Friday, March 12, 2010

Awesome night card, pt. 75

Bobby Mattick, or "Bob" as Fleer liked to call him, wasn't really a manager kind of guy. Oh sure, he managed some in the minor leagues. But he was more of a behind-the-scenes person.

Organizations coveted his ability to evalute player talent, and he worked for a number of teams as a scout or in a player development capacity.

But after three straight seasons at the bottom of the American League East, the fledgling and foundering Blue Jays needed a change. So the Blue Jays named Mattick, their director of player development, as the manager for 1980, replacing Toronto's first-ever manager Roy Hartsfield.

Mattick was 64 at the time, the oldest rookie manager to start a season in baseball history.

The Blue Jays improved slightly in 1980, but still lost 95 games. The following season, strike-shortened 1981, they lost 32 more than they won and Mattick was done. The Jays brought in Bobby Cox the next year, a guy who seemed destined to be a manager. Mattick went back behind the scenes and help find players that led to the Jays' early '90s glory years.

The reason I bring all this up is that when I look at this card, I totally get the feeling that Mattick has no idea what he's doing out there. A random guy with a camera came up to him, said he was taking pictures for some new bubble gum card company, told him to get in a genuflect pose -- because don't you know managers genuflect all the time -- and snapped his picture while the Yankee Stadium scoreboard glistened in the New York night.

Mattick was probably used to sitting in the stands or behind a desk, wearing a polo shirt or a tie and sport coat. But for two seasons, he was a guy in powder blue jammies and a two-tone cap.

As someone who is in a job that doesn't really resemble the job he once had, I totally understand. People ask me to do something I've never had to do before, and I wonder if it is in the job description. One day I'll be asked to wear powder blue jammies to work.

Who am I? Why am I here? I get the feeling that was Mattick.

Maybe it really wasn't him. But that's who Fleer says he was.


  1. Bobby Mattick, forever memorialized by Fleer AND the Night Owl. He looks like one of the "older" ball boys you see retrieving foul balls at some parks.

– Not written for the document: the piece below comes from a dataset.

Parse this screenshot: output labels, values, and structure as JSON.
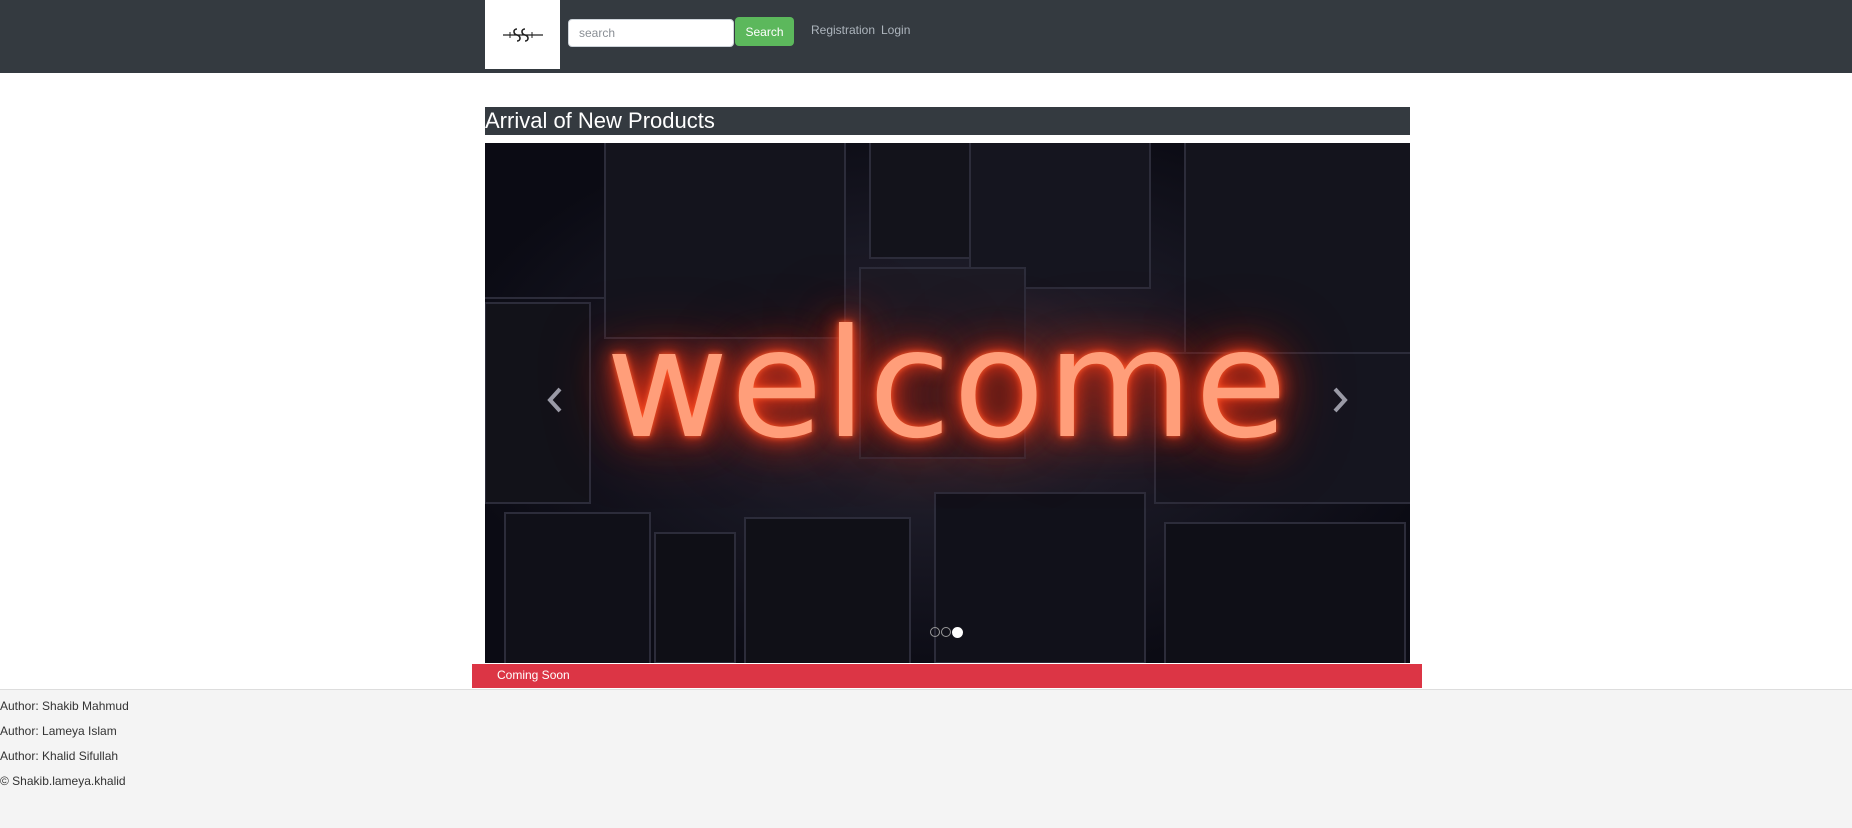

  2. From everything I've read, Bobby Mattick sounds like he was a real good man. I believe Toronto's training facility in Dunedin is named after him.
    Anyways, cool card!